# What to work on
An exact copy of the data is required. No picture may appear in it.

# Records to use
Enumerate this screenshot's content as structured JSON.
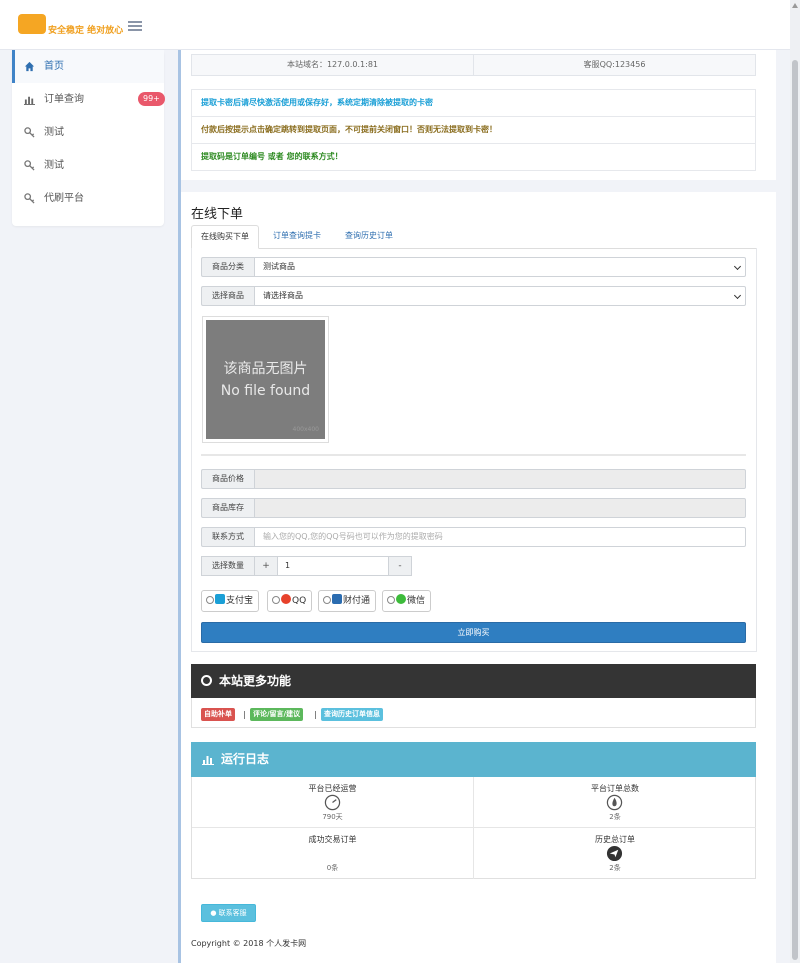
{
  "header": {
    "logo_text": "安全稳定 绝对放心",
    "colors": {
      "accent": "#3f83c7",
      "logo": "#f5a623"
    }
  },
  "sidebar": {
    "items": [
      {
        "label": "首页",
        "icon": "home-icon"
      },
      {
        "label": "订单查询",
        "icon": "bar-chart-icon",
        "badge": "99+"
      },
      {
        "label": "测试",
        "icon": "key-icon"
      },
      {
        "label": "测试",
        "icon": "key-icon"
      },
      {
        "label": "代刷平台",
        "icon": "key-icon"
      }
    ]
  },
  "info": {
    "domain": "本站域名：127.0.0.1:81",
    "service_qq": "客服QQ:123456"
  },
  "notices": [
    {
      "text": "提取卡密后请尽快激活使用或保存好，系统定期清除被提取的卡密",
      "color": "#1a9fd6"
    },
    {
      "text": "付款后按提示点击确定跳转到提取页面，不可提前关闭窗口！否则无法提取到卡密！",
      "color": "#8a6d1e"
    },
    {
      "text": "提取码是订单编号 或者 您的联系方式！",
      "color": "#2e8b22"
    }
  ],
  "order": {
    "title": "在线下单",
    "tabs": [
      "在线购买下单",
      "订单查询提卡",
      "查询历史订单"
    ],
    "fields": {
      "category_label": "商品分类",
      "category_value": "测试商品",
      "product_label": "选择商品",
      "product_value": "请选择商品",
      "price_label": "商品价格",
      "price_value": "",
      "stock_label": "商品库存",
      "stock_value": "",
      "contact_label": "联系方式",
      "contact_placeholder": "输入您的QQ,您的QQ号码也可以作为您的提取密码",
      "qty_label": "选择数量",
      "qty_plus": "+",
      "qty_value": "1",
      "qty_minus": "-"
    },
    "image": {
      "line1": "该商品无图片",
      "line2": "No file found",
      "small": "400x400"
    },
    "payments": [
      {
        "label": "支付宝",
        "icon_color": "#1a9fd6",
        "icon": "alipay-icon"
      },
      {
        "label": "QQ",
        "icon_color": "#e7412b",
        "icon": "qq-icon"
      },
      {
        "label": "财付通",
        "icon_color": "#2b6cb0",
        "icon": "tenpay-icon"
      },
      {
        "label": "微信",
        "icon_color": "#3dbb3b",
        "icon": "wechat-icon"
      }
    ],
    "buy_label": "立即购买"
  },
  "more": {
    "title": "本站更多功能",
    "links": [
      {
        "label": "自助补单",
        "color": "#d9534f"
      },
      {
        "label": "评论/留言/建议",
        "color": "#5cb85c"
      },
      {
        "label": "查询历史订单信息",
        "color": "#5bc0de"
      }
    ],
    "separator": "|"
  },
  "log": {
    "title": "运行日志",
    "cells": [
      {
        "title": "平台已经运营",
        "value": "790天",
        "icon": "gauge-icon"
      },
      {
        "title": "平台订单总数",
        "value": "2条",
        "icon": "fire-icon"
      },
      {
        "title": "成功交易订单",
        "value": "0条",
        "icon": ""
      },
      {
        "title": "历史总订单",
        "value": "2条",
        "icon": "send-icon"
      }
    ]
  },
  "contact_button": "联系客服",
  "footer": "Copyright © 2018 个人发卡网"
}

# Response to the exercise
Enumerate this screenshot's content as structured JSON.
{
  "header": {
    "logo_text": "安全稳定 绝对放心",
    "colors": {
      "accent": "#3f83c7",
      "logo": "#f5a623"
    }
  },
  "sidebar": {
    "items": [
      {
        "label": "首页",
        "icon": "home-icon"
      },
      {
        "label": "订单查询",
        "icon": "bar-chart-icon",
        "badge": "99+"
      },
      {
        "label": "测试",
        "icon": "key-icon"
      },
      {
        "label": "测试",
        "icon": "key-icon"
      },
      {
        "label": "代刷平台",
        "icon": "key-icon"
      }
    ]
  },
  "info": {
    "domain": "本站域名：127.0.0.1:81",
    "service_qq": "客服QQ:123456"
  },
  "notices": [
    {
      "text": "提取卡密后请尽快激活使用或保存好，系统定期清除被提取的卡密",
      "color": "#1a9fd6"
    },
    {
      "text": "付款后按提示点击确定跳转到提取页面，不可提前关闭窗口！否则无法提取到卡密！",
      "color": "#8a6d1e"
    },
    {
      "text": "提取码是订单编号 或者 您的联系方式！",
      "color": "#2e8b22"
    }
  ],
  "order": {
    "title": "在线下单",
    "tabs": [
      "在线购买下单",
      "订单查询提卡",
      "查询历史订单"
    ],
    "fields": {
      "category_label": "商品分类",
      "category_value": "测试商品",
      "product_label": "选择商品",
      "product_value": "请选择商品",
      "price_label": "商品价格",
      "price_value": "",
      "stock_label": "商品库存",
      "stock_value": "",
      "contact_label": "联系方式",
      "contact_placeholder": "输入您的QQ,您的QQ号码也可以作为您的提取密码",
      "qty_label": "选择数量",
      "qty_plus": "+",
      "qty_value": "1",
      "qty_minus": "-"
    },
    "image": {
      "line1": "该商品无图片",
      "line2": "No file found",
      "small": "400x400"
    },
    "payments": [
      {
        "label": "支付宝",
        "icon_color": "#1a9fd6",
        "icon": "alipay-icon"
      },
      {
        "label": "QQ",
        "icon_color": "#e7412b",
        "icon": "qq-icon"
      },
      {
        "label": "财付通",
        "icon_color": "#2b6cb0",
        "icon": "tenpay-icon"
      },
      {
        "label": "微信",
        "icon_color": "#3dbb3b",
        "icon": "wechat-icon"
      }
    ],
    "buy_label": "立即购买"
  },
  "more": {
    "title": "本站更多功能",
    "links": [
      {
        "label": "自助补单",
        "color": "#d9534f"
      },
      {
        "label": "评论/留言/建议",
        "color": "#5cb85c"
      },
      {
        "label": "查询历史订单信息",
        "color": "#5bc0de"
      }
    ],
    "separator": "|"
  },
  "log": {
    "title": "运行日志",
    "cells": [
      {
        "title": "平台已经运营",
        "value": "790天",
        "icon": "gauge-icon"
      },
      {
        "title": "平台订单总数",
        "value": "2条",
        "icon": "fire-icon"
      },
      {
        "title": "成功交易订单",
        "value": "0条",
        "icon": ""
      },
      {
        "title": "历史总订单",
        "value": "2条",
        "icon": "send-icon"
      }
    ]
  },
  "contact_button": "联系客服",
  "footer": "Copyright © 2018 个人发卡网"
}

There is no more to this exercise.